##### Entries provided
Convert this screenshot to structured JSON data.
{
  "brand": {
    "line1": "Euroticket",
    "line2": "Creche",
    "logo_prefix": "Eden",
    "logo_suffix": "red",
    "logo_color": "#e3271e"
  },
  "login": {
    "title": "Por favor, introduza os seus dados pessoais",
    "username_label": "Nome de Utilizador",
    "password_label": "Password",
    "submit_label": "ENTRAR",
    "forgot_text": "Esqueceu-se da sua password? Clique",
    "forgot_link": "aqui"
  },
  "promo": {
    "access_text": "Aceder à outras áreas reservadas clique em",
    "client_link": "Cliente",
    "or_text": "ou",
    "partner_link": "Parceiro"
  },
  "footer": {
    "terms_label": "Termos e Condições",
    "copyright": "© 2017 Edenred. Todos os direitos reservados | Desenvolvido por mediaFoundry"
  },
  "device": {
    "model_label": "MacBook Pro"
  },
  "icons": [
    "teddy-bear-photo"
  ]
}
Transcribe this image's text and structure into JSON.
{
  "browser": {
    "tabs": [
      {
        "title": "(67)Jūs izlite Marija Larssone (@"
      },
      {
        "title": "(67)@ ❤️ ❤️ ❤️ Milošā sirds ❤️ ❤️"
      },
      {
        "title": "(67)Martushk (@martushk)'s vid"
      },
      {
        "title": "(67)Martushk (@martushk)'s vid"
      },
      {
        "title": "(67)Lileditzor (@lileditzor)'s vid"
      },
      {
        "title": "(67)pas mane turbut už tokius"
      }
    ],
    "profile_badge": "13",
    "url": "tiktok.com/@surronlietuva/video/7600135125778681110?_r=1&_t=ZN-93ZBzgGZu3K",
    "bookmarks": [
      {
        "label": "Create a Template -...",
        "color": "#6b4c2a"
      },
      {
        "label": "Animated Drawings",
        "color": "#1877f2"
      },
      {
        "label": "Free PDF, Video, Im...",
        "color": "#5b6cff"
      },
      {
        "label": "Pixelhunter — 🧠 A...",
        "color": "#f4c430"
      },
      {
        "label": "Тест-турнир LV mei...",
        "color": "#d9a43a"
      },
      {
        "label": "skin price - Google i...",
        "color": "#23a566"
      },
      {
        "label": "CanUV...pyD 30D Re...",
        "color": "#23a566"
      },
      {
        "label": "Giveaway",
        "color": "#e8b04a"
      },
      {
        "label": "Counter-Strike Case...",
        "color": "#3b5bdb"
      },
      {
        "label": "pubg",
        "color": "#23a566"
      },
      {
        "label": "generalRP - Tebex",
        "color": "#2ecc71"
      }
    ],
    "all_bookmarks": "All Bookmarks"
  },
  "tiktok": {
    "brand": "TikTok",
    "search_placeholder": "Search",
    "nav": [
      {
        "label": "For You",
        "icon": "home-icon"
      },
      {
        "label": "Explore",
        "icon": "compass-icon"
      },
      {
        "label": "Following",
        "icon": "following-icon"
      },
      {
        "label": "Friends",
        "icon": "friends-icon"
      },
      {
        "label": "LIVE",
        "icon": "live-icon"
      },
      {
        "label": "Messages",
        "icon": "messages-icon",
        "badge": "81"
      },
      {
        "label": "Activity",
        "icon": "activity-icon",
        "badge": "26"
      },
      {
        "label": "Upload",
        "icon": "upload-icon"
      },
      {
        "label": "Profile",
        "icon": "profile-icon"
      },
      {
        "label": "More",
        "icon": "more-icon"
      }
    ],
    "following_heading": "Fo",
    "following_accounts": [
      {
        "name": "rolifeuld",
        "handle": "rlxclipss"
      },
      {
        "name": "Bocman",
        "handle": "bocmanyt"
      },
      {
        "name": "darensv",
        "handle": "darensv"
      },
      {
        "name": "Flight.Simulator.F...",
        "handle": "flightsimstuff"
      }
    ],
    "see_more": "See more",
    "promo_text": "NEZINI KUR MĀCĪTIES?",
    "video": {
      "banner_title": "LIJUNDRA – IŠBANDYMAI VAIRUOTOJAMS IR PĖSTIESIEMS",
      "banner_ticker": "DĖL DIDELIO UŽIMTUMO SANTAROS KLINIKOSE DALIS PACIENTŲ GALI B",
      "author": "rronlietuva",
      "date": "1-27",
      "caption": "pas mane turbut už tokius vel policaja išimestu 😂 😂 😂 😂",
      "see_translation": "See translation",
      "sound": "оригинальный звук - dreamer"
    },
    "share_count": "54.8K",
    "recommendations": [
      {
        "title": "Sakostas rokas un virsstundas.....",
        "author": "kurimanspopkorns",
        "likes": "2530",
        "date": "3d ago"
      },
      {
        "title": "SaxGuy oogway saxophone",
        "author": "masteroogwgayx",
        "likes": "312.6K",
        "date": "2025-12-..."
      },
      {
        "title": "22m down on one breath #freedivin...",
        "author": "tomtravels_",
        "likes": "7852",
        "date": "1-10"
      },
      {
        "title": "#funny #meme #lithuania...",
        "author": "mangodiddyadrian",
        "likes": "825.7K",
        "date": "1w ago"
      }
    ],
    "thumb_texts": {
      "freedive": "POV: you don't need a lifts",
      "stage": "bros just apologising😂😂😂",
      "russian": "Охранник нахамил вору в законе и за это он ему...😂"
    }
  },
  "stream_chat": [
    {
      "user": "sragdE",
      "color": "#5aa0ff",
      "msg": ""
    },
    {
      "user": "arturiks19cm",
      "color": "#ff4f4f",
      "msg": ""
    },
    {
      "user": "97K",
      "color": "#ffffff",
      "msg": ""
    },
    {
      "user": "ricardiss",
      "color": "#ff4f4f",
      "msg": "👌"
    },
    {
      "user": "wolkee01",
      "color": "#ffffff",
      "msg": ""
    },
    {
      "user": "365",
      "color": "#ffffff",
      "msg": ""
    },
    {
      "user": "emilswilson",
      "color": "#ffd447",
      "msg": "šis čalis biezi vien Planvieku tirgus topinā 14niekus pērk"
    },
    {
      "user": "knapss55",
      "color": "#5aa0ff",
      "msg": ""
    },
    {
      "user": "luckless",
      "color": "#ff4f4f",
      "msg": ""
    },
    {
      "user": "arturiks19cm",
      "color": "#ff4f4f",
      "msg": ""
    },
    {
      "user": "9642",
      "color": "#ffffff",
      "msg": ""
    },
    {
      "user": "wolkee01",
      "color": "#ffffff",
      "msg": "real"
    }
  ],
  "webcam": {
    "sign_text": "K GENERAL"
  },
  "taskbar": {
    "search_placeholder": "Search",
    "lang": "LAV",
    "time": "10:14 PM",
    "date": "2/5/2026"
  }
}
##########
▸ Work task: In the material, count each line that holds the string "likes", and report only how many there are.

▸ Written solution: 4